Disks are disks, in the end
I have a farm of about 200TB of disk in a variety of arrays, from EMC, DotHill, Pillar and others. The drives range from 7200rpm SATA, in the one of the EMCs, the Pillar and some OEM Adaptec storage, through 10K SCSI in the elderly DotHills and on through 10K FC in the remaing EMCs. We don't do 15K because an 8-way assemblage of 7200rpm is enough performance on the read side and our writes are bursty enough that the battery-backed RAM on the arrays isolates us from write performance.
The reliability appears totally unconnected to the brand and specification of the storage on the sample sizes I have. The Pillar has 100-odd 500GB SATA spindles, and (reaches for large pieces of wood) hasn't dropped a spindle in 18 months, for a truly awesome MTBF. It supports a large Clearcase environment and a whole bunch of Oracle databases, so it takes a pounding. The EMCs, on the other hand, have suitably fairy-dust sprinkled FC drives, and at one point we were on first-name terms with their maintenance people. That, and the hideous botch on Clarrions where the failure of one of the leftmost disks causes the write cache to stop working, made for some entertainment for a few months. We'd had a bad batch: of course you tend to get all the disks in an array you buy from a single batch.
The fun with the EMC SATA is that rebuilding an 8+1 RAID5 group to a hotspare with a centralised RAID controller is Not Quick: the Pillar improves on this (we've tested it) by having a RAID controller on each shelf to it can saturate the hot spare, but nonetheless rebuilding 500GB of parity is not rapid.

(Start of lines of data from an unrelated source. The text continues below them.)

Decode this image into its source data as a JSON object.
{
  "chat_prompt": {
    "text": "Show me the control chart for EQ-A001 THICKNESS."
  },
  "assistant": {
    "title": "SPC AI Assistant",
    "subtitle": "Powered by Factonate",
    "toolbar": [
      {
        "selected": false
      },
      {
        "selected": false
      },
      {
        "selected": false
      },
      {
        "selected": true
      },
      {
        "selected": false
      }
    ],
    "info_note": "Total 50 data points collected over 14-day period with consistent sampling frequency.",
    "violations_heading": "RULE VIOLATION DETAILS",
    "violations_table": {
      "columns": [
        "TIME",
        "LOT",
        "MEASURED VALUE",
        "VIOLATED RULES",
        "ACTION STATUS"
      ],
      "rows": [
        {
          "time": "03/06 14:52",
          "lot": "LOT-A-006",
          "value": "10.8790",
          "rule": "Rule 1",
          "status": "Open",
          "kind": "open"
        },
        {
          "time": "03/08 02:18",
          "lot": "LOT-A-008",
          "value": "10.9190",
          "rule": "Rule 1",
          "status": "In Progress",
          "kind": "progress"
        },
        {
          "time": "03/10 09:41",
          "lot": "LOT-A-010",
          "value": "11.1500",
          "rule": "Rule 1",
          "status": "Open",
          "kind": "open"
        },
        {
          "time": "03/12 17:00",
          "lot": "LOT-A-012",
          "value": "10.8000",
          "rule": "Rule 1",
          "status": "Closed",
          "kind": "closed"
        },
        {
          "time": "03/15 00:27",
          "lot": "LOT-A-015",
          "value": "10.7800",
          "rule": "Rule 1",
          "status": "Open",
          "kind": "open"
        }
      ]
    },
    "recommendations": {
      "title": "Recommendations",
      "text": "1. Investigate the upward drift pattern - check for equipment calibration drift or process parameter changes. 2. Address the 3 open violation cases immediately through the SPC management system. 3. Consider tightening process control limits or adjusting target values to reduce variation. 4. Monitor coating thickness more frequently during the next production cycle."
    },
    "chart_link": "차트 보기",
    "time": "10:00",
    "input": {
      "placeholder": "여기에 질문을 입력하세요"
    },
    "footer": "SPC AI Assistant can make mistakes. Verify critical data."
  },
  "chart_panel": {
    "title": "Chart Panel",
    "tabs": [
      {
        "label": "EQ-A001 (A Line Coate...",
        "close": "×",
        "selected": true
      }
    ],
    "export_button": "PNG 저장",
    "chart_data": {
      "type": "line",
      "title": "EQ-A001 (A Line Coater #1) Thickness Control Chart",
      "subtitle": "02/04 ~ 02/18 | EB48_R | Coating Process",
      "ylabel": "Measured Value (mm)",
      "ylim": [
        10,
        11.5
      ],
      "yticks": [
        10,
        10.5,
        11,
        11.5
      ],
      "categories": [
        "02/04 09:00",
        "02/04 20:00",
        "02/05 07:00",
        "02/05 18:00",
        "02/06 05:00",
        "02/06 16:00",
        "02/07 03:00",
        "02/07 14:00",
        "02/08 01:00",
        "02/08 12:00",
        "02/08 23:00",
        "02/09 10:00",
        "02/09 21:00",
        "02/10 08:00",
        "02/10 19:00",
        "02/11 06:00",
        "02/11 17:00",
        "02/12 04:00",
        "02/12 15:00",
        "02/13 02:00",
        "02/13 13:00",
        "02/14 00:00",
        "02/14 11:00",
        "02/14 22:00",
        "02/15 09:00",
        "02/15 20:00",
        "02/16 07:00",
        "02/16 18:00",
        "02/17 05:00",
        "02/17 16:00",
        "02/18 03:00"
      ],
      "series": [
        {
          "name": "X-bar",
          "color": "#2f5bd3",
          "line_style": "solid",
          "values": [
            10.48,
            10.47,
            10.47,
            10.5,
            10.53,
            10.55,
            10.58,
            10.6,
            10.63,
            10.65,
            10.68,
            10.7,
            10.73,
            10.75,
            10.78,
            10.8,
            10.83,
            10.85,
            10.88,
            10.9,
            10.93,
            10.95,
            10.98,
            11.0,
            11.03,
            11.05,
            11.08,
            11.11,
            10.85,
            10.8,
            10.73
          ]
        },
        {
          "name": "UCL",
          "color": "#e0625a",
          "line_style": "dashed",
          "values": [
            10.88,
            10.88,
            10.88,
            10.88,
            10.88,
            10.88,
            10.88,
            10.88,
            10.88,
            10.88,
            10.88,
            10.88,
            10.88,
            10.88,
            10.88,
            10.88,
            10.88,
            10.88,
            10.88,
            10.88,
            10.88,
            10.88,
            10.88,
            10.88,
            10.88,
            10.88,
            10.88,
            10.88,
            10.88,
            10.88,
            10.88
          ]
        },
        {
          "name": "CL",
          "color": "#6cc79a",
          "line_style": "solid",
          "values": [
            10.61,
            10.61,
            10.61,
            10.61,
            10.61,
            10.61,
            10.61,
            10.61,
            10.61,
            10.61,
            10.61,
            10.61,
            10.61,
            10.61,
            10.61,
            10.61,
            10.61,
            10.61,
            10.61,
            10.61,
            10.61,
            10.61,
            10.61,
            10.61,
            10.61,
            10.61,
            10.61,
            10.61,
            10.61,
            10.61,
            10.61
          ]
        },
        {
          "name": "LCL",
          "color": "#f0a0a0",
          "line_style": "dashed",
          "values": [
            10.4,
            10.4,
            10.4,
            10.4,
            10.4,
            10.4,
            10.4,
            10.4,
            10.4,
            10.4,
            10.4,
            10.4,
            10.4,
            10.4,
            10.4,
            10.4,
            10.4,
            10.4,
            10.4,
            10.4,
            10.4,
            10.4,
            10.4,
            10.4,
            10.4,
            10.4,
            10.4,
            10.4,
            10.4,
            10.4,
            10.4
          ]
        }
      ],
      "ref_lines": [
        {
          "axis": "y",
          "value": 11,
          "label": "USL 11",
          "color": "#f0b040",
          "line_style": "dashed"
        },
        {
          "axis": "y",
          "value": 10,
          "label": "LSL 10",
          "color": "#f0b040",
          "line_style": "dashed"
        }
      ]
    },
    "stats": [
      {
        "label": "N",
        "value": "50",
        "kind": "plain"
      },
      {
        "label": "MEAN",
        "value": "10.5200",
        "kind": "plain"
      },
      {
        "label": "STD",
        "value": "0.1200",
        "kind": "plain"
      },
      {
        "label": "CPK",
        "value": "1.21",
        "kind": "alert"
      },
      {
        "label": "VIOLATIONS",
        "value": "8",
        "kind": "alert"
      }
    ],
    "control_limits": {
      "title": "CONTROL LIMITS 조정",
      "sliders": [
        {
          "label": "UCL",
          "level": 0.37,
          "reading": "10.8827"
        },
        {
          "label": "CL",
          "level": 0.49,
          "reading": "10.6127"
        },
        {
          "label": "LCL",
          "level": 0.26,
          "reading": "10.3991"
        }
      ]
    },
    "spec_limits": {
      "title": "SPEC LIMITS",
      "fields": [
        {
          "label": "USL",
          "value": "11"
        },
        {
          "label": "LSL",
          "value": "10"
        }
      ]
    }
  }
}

But for the Time Capsule, the whole thing seems moot. Unless you have 20 small laptops, the duty cycle for a Time Capsule will be a spin up, some writes and a spin down a few times an hour. In fact, a disk designed for 24x7xpounding may not be the best bet: a drive optimised for frequent spin down, like a laptop drive, might be a better fit. Six 120GB SATA 2.5" laptop drives in a RAID6 assemblage would be the thing, wouldn't it?